_Description of the task:_
Below are entries; tally how many lines hold the string "Save" and answer with only that figure.

_Information:_

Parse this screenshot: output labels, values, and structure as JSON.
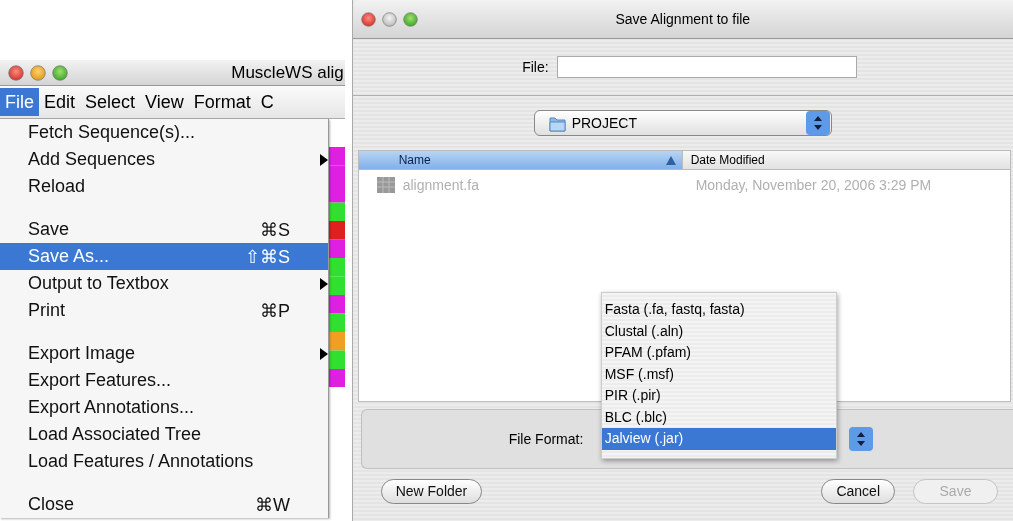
{
  "main_window": {
    "title": "MuscleWS alig",
    "menubar": [
      {
        "label": "File",
        "selected": true
      },
      {
        "label": "Edit",
        "selected": false
      },
      {
        "label": "Select",
        "selected": false
      },
      {
        "label": "View",
        "selected": false
      },
      {
        "label": "Format",
        "selected": false
      },
      {
        "label": "C",
        "selected": false
      }
    ],
    "file_menu": [
      {
        "label": "Fetch Sequence(s)...",
        "separator_before": false,
        "submenu": false,
        "selected": false
      },
      {
        "label": "Add Sequences",
        "separator_before": false,
        "submenu": true,
        "selected": false
      },
      {
        "label": "Reload",
        "separator_before": false,
        "submenu": false,
        "selected": false
      },
      {
        "label": "Save",
        "shortcut": "⌘S",
        "separator_before": true,
        "submenu": false,
        "selected": false
      },
      {
        "label": "Save As...",
        "shortcut": "⇧⌘S",
        "separator_before": false,
        "submenu": false,
        "selected": true
      },
      {
        "label": "Output to Textbox",
        "separator_before": false,
        "submenu": true,
        "selected": false
      },
      {
        "label": "Print",
        "shortcut": "⌘P",
        "separator_before": false,
        "submenu": false,
        "selected": false
      },
      {
        "label": "Export Image",
        "separator_before": true,
        "submenu": true,
        "selected": false
      },
      {
        "label": "Export Features...",
        "separator_before": false,
        "submenu": false,
        "selected": false
      },
      {
        "label": "Export Annotations...",
        "separator_before": false,
        "submenu": false,
        "selected": false
      },
      {
        "label": "Load Associated Tree",
        "separator_before": false,
        "submenu": false,
        "selected": false
      },
      {
        "label": "Load Features / Annotations",
        "separator_before": false,
        "submenu": false,
        "selected": false
      },
      {
        "label": "Close",
        "shortcut": "⌘W",
        "separator_before": true,
        "submenu": false,
        "selected": false
      }
    ]
  },
  "dialog": {
    "title": "Save Alignment to file",
    "file_label": "File:",
    "folder": "PROJECT",
    "columns": [
      {
        "label": "Name",
        "selected": true
      },
      {
        "label": "Date Modified",
        "selected": false
      }
    ],
    "files": [
      {
        "name": "alignment.fa",
        "modified": "Monday, November 20, 2006 3:29 PM",
        "disabled": true
      }
    ],
    "format_label": "File Format:",
    "format_options": [
      {
        "label": "Fasta (.fa, fastq, fasta)",
        "selected": false
      },
      {
        "label": "Clustal (.aln)",
        "selected": false
      },
      {
        "label": "PFAM (.pfam)",
        "selected": false
      },
      {
        "label": "MSF (.msf)",
        "selected": false
      },
      {
        "label": "PIR (.pir)",
        "selected": false
      },
      {
        "label": "BLC (.blc)",
        "selected": false
      },
      {
        "label": "Jalview (.jar)",
        "selected": true
      }
    ],
    "buttons": [
      {
        "label": "New Folder",
        "disabled": false,
        "kind": "left"
      },
      {
        "label": "Cancel",
        "disabled": false,
        "kind": "right"
      },
      {
        "label": "Save",
        "disabled": true,
        "kind": "right"
      }
    ]
  }
}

_Worked solution:_
4